## Work to be completed
Set down, exactly and with no pictures, the line that contains "Extract the structured" and all lines after it in the listing.

## Records provided
Content starts

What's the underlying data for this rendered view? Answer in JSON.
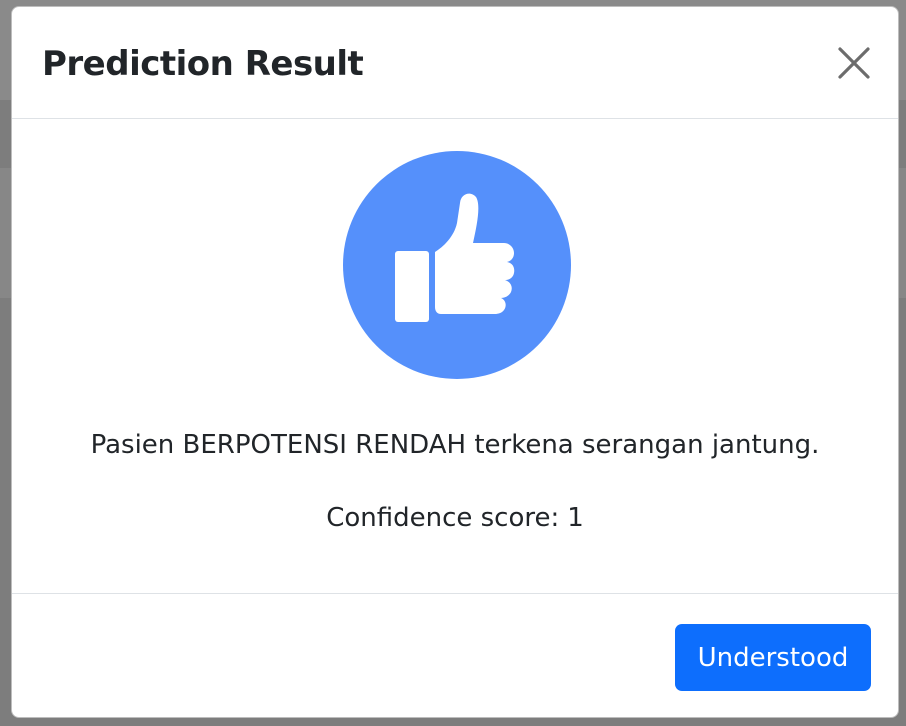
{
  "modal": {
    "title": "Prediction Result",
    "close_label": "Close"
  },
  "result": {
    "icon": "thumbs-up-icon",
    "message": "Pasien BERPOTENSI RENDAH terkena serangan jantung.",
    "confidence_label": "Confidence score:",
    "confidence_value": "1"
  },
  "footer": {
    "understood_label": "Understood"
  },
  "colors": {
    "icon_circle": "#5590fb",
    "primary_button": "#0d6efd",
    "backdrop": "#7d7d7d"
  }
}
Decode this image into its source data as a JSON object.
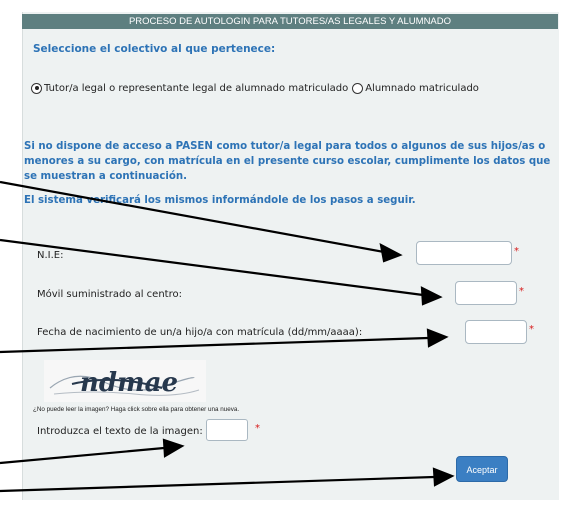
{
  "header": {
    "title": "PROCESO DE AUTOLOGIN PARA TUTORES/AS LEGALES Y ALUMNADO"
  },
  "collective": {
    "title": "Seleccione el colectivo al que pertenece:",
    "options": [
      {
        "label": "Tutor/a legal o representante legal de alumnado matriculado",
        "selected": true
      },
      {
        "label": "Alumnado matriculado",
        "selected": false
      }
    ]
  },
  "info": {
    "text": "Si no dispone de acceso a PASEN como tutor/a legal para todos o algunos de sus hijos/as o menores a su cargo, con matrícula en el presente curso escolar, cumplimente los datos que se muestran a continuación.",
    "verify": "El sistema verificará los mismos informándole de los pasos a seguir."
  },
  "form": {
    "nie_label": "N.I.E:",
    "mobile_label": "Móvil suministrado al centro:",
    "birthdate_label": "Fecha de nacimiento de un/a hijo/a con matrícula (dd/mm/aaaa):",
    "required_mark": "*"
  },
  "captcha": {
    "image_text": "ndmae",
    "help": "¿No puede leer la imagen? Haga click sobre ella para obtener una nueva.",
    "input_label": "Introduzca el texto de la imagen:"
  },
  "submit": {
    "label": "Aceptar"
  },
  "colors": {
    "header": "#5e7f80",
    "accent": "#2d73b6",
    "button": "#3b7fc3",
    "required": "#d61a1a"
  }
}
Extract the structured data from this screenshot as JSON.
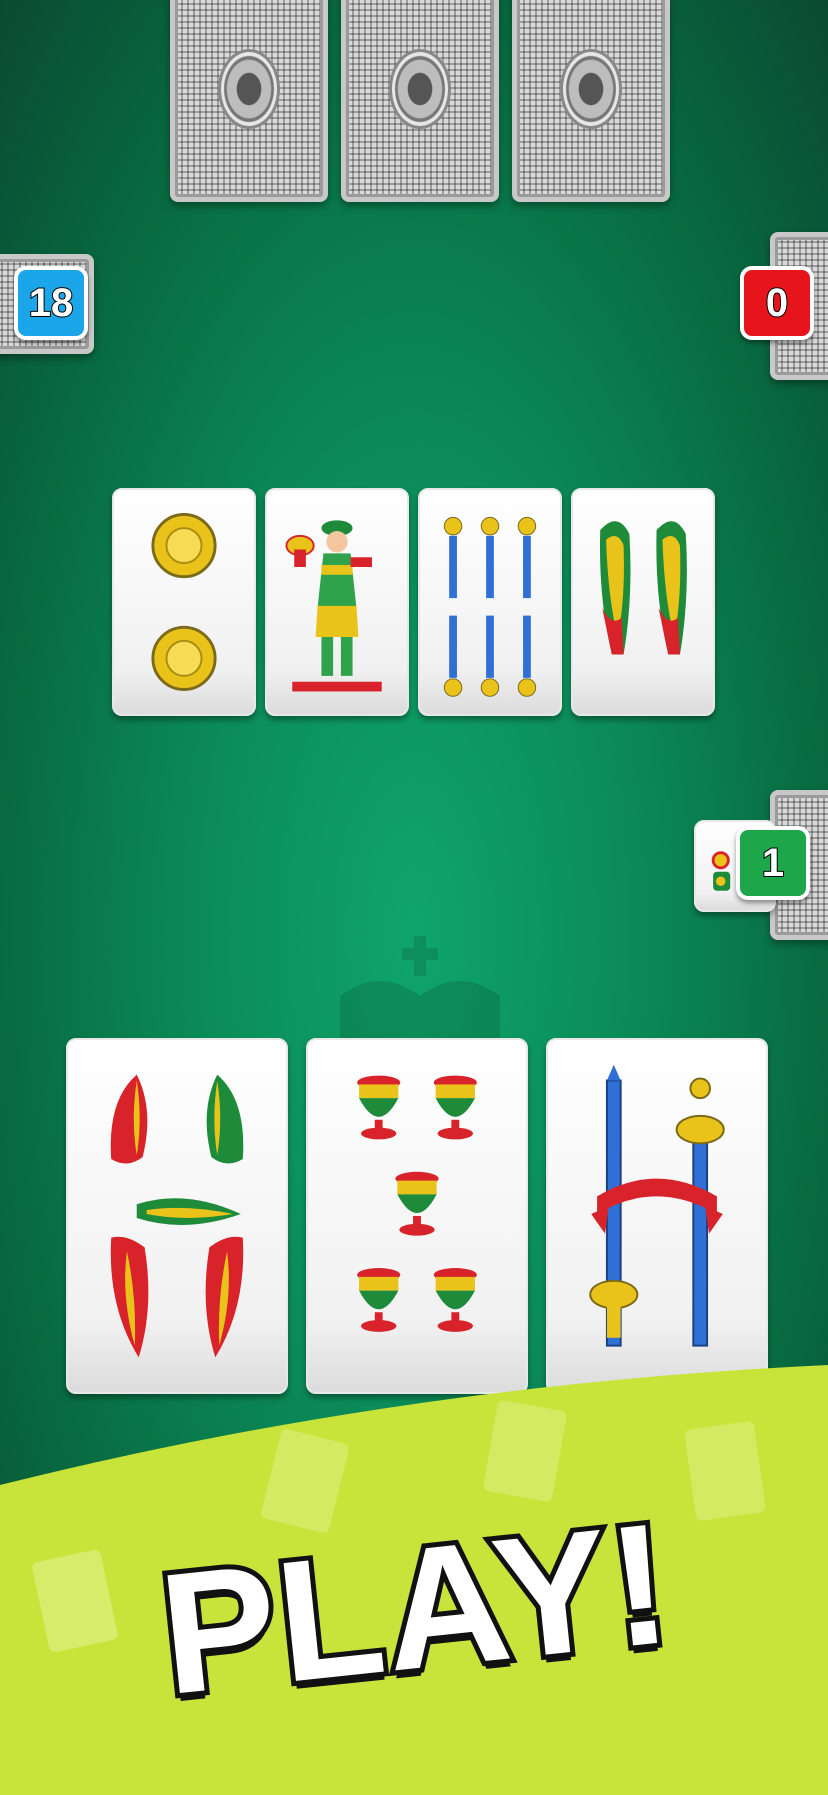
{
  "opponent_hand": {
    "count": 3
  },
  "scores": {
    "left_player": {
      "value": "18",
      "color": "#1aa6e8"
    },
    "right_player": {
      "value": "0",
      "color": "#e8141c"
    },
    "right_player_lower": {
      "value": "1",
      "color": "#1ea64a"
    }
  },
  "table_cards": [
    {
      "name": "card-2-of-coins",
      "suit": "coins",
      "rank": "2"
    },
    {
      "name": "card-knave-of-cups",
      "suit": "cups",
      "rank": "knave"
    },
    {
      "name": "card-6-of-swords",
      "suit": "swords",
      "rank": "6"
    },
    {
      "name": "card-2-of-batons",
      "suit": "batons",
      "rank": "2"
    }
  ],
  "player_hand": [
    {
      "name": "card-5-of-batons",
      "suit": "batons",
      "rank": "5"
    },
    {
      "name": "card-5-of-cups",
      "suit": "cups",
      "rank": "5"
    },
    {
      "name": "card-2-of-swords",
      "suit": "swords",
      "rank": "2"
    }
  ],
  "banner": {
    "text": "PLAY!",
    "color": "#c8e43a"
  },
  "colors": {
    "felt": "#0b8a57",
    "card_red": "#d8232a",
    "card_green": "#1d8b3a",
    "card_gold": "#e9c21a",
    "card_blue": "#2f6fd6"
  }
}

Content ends

## Answer space
Extract the structured data from this screenshot as JSON.
{
  "opponent_hand": {
    "count": 3
  },
  "scores": {
    "left_player": {
      "value": "18",
      "color": "#1aa6e8"
    },
    "right_player": {
      "value": "0",
      "color": "#e8141c"
    },
    "right_player_lower": {
      "value": "1",
      "color": "#1ea64a"
    }
  },
  "table_cards": [
    {
      "name": "card-2-of-coins",
      "suit": "coins",
      "rank": "2"
    },
    {
      "name": "card-knave-of-cups",
      "suit": "cups",
      "rank": "knave"
    },
    {
      "name": "card-6-of-swords",
      "suit": "swords",
      "rank": "6"
    },
    {
      "name": "card-2-of-batons",
      "suit": "batons",
      "rank": "2"
    }
  ],
  "player_hand": [
    {
      "name": "card-5-of-batons",
      "suit": "batons",
      "rank": "5"
    },
    {
      "name": "card-5-of-cups",
      "suit": "cups",
      "rank": "5"
    },
    {
      "name": "card-2-of-swords",
      "suit": "swords",
      "rank": "2"
    }
  ],
  "banner": {
    "text": "PLAY!",
    "color": "#c8e43a"
  },
  "colors": {
    "felt": "#0b8a57",
    "card_red": "#d8232a",
    "card_green": "#1d8b3a",
    "card_gold": "#e9c21a",
    "card_blue": "#2f6fd6"
  }
}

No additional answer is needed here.